Can you keep a secret? This gluten-free chocolate cake has a top-secret ingredient that keeps it rich and moist. No crumbly, dry cake here.
The only catch is that you can’t reveal the secret ingredient to your guests, at least not until after they’ve devoured a piece of this delectable chocolate cake topped with a delicate pink buttercream frosting.
Ready? Promise you’ll keep reading? The secret ingredient is … borscht. That’s right, pureed beet borscht gives the cake extra moisture and richness, without any noticeable beet taste. (Note: Do not use “Russian style” borscht, which contains garlic. That would be bad.)
Honestly, I’m not a huge fan of beets (too “earthy”), so trust me on this one: You simply cannot taste the beets in this recipe, yet they lend moistness, structure and depth to the cake. Similarly, sometimes I add applesauce to my gluten-free cakes: The applesauce makes the cake tender, and the fruit pectin keeps it from falling apart — especially important for gluten-free baking.
When I was asked to develop two recipes for the Joy of Kosher Gold’s Foods campaign, I decided to make two very different recipes: a chocolate beet cake with Gold’s borscht and wild salmon with dinosaur kale and yogurt-horseradish sauce, using Gold’s white horseradish.
For the Super-Moist Secret-Ingredient Gluten-Free Chocolate Cake, you’ll need to puree the borscht in a blender, to thoroughly incorporate any bits of beet. Borscht — beet soup — is liquidy. Adding 1 1/2 cups of borscht to the batter seems strange, but it makes the cake tender, with a light and airy crumb.
I frosted the cake with a pink buttercream frosting, tinted pink by a few tablespoons of pureed borscht. Again, trust me — there is so much sugar in the icing, you will never taste the beets. Using the beet juice is actually a great way to color the frosting without using artificial food colorings.

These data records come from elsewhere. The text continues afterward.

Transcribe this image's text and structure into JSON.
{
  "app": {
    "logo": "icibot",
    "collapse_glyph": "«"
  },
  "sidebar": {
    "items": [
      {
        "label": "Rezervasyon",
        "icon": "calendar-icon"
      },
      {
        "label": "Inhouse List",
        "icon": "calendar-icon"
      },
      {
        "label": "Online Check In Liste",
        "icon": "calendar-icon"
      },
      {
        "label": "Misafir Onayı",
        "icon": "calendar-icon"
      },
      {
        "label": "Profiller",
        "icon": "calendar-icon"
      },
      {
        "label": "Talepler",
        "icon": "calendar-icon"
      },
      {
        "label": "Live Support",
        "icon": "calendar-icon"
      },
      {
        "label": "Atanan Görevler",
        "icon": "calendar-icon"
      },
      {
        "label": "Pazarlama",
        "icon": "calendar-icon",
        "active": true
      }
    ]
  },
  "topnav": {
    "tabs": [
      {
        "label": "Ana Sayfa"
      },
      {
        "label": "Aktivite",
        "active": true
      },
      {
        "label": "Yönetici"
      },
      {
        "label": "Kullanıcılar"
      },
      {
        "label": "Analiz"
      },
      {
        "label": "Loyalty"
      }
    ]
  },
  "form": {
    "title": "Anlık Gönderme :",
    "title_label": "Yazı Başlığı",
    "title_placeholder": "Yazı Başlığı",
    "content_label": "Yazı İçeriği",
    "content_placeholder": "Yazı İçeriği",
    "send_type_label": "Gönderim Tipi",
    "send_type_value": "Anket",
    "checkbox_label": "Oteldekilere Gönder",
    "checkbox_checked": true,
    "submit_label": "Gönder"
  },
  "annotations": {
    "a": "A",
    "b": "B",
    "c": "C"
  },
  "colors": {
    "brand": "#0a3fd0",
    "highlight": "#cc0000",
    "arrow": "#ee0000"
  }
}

For the full recipe for Super-Moist Secret-Ingredient Gluten-Free Chocolate Cake, please click through to the Joy of Kosher site.
For the salmon, I came up with a more traditional recipe of Salmon with Dinosaur Kale and Yogurt-Horseradish Sauce. I like lacinato (dinosaur) kale, because it is more tender and quicker cooking than curly kale. My youngest daughter eats up the kale (leaving the salmon), asking for more of “the green stuff.”
Start by sautéing the chopped kale with diced shallots in a large skillet, adding a cup of vegetable broth. Then place the salmon on top of the kale, cover the skillet and cook over low heat for about 10 minutes. The salmon (feel free to use other types of fish) comes out silky and tender, which is good because I tend to overcook fish. For the yogurt-horseradish sauce, mix together 1/2 cup Greek yogurt, 2 tablespoons white horseradish and 1 tablespoon chopped fresh dill, and serve on the side.
For the full recipe for Salmon with Dinosaur Kale and Yogurt-Horseradish Sauce, please click through to the Joy of Kosher site.
This post is sponsored by Gold’s and Joy of Kosher.